What is required -
What lines of the data hold the string "Addresses"? Copy them all.

Input material -
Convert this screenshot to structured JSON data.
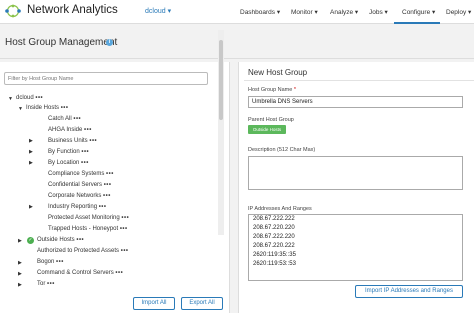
{
  "app": {
    "title": "Network Analytics",
    "tenant": "dcloud ▾"
  },
  "nav": {
    "items": [
      {
        "label": "Dashboards ▾"
      },
      {
        "label": "Monitor ▾"
      },
      {
        "label": "Analyze ▾"
      },
      {
        "label": "Jobs ▾"
      },
      {
        "label": "Configure ▾"
      },
      {
        "label": "Deploy ▾"
      }
    ],
    "active": "Configure ▾"
  },
  "page": {
    "title": "Host Group Management",
    "info_icon": "i"
  },
  "filter": {
    "placeholder": "Filter by Host Group Name"
  },
  "tree": [
    {
      "label": "dcloud",
      "dots": "•••"
    },
    {
      "label": "Inside Hosts",
      "dots": "•••"
    },
    {
      "label": "Catch All",
      "dots": "•••"
    },
    {
      "label": "AHGA Inside",
      "dots": "•••"
    },
    {
      "label": "Business Units",
      "dots": "•••"
    },
    {
      "label": "By Function",
      "dots": "•••"
    },
    {
      "label": "By Location",
      "dots": "•••"
    },
    {
      "label": "Compliance Systems",
      "dots": "•••"
    },
    {
      "label": "Confidential Servers",
      "dots": "•••"
    },
    {
      "label": "Corporate Networks",
      "dots": "•••"
    },
    {
      "label": "Industry Reporting",
      "dots": "•••"
    },
    {
      "label": "Protected Asset Monitoring",
      "dots": "•••"
    },
    {
      "label": "Trapped Hosts - Honeypot",
      "dots": "•••"
    },
    {
      "label": "Outside Hosts",
      "dots": "•••"
    },
    {
      "label": "Authorized to Protected Assets",
      "dots": "•••"
    },
    {
      "label": "Bogon",
      "dots": "•••"
    },
    {
      "label": "Command & Control Servers",
      "dots": "•••"
    },
    {
      "label": "Tor",
      "dots": "•••"
    }
  ],
  "buttons": {
    "import_all": "Import All",
    "export_all": "Export All",
    "import_ips": "Import IP Addresses and Ranges"
  },
  "form": {
    "title": "New Host Group",
    "name_label": "Host Group Name",
    "required_mark": "*",
    "name_value": "Umbrella DNS Servers",
    "parent_label": "Parent Host Group",
    "parent_value": "Outside Hosts",
    "description_label": "Description (512 Char Max)",
    "ip_label": "IP Addresses And Ranges",
    "ips": [
      "208.67.222.222",
      "208.67.220.220",
      "208.67.222.220",
      "208.67.220.222",
      "2620:119:35::35",
      "2620:119:53::53"
    ]
  },
  "colors": {
    "accent": "#2a7ab8",
    "badge": "#5cb85c",
    "check": "#4caf50"
  }
}
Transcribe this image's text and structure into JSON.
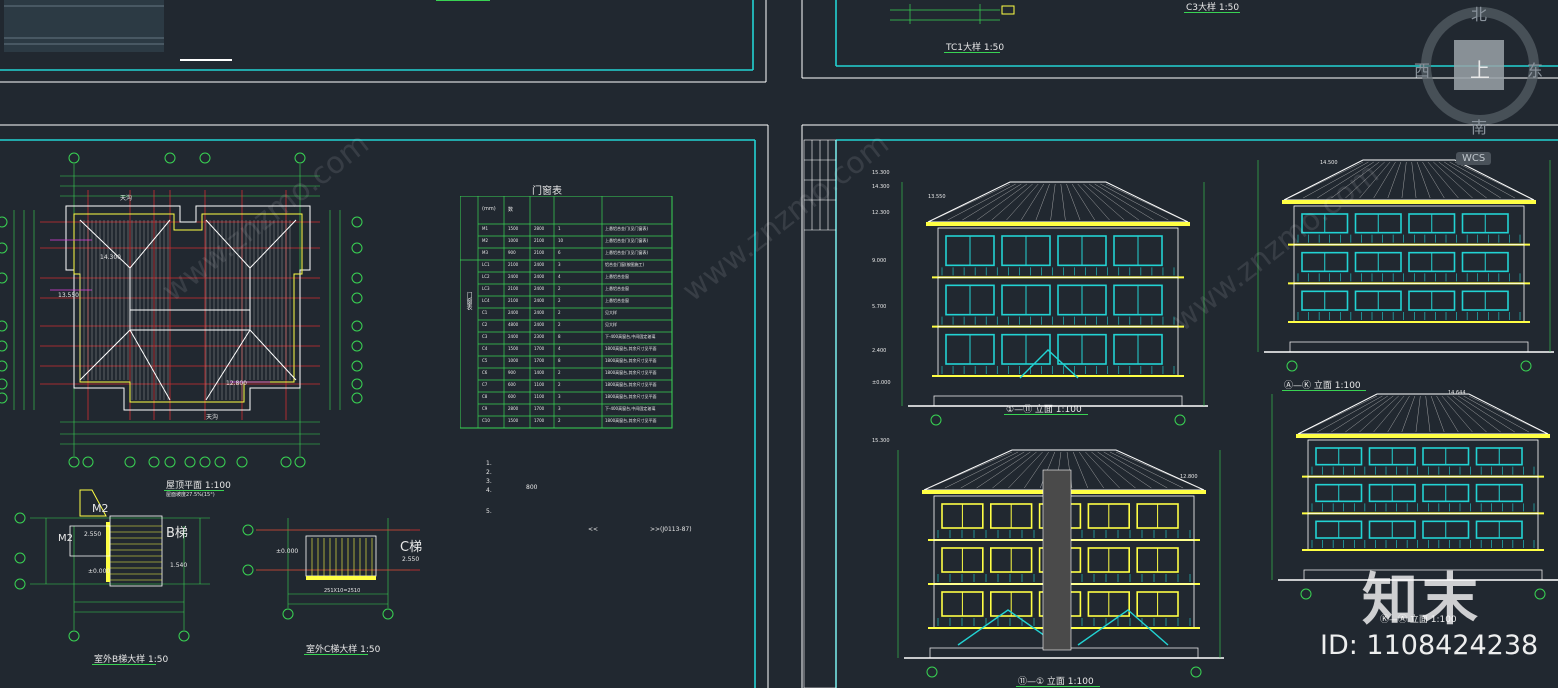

Solution for this problem -
    "import_ips": "Import IP Addresses and Ranges"
    "ip_label": "IP Addresses And Ranges",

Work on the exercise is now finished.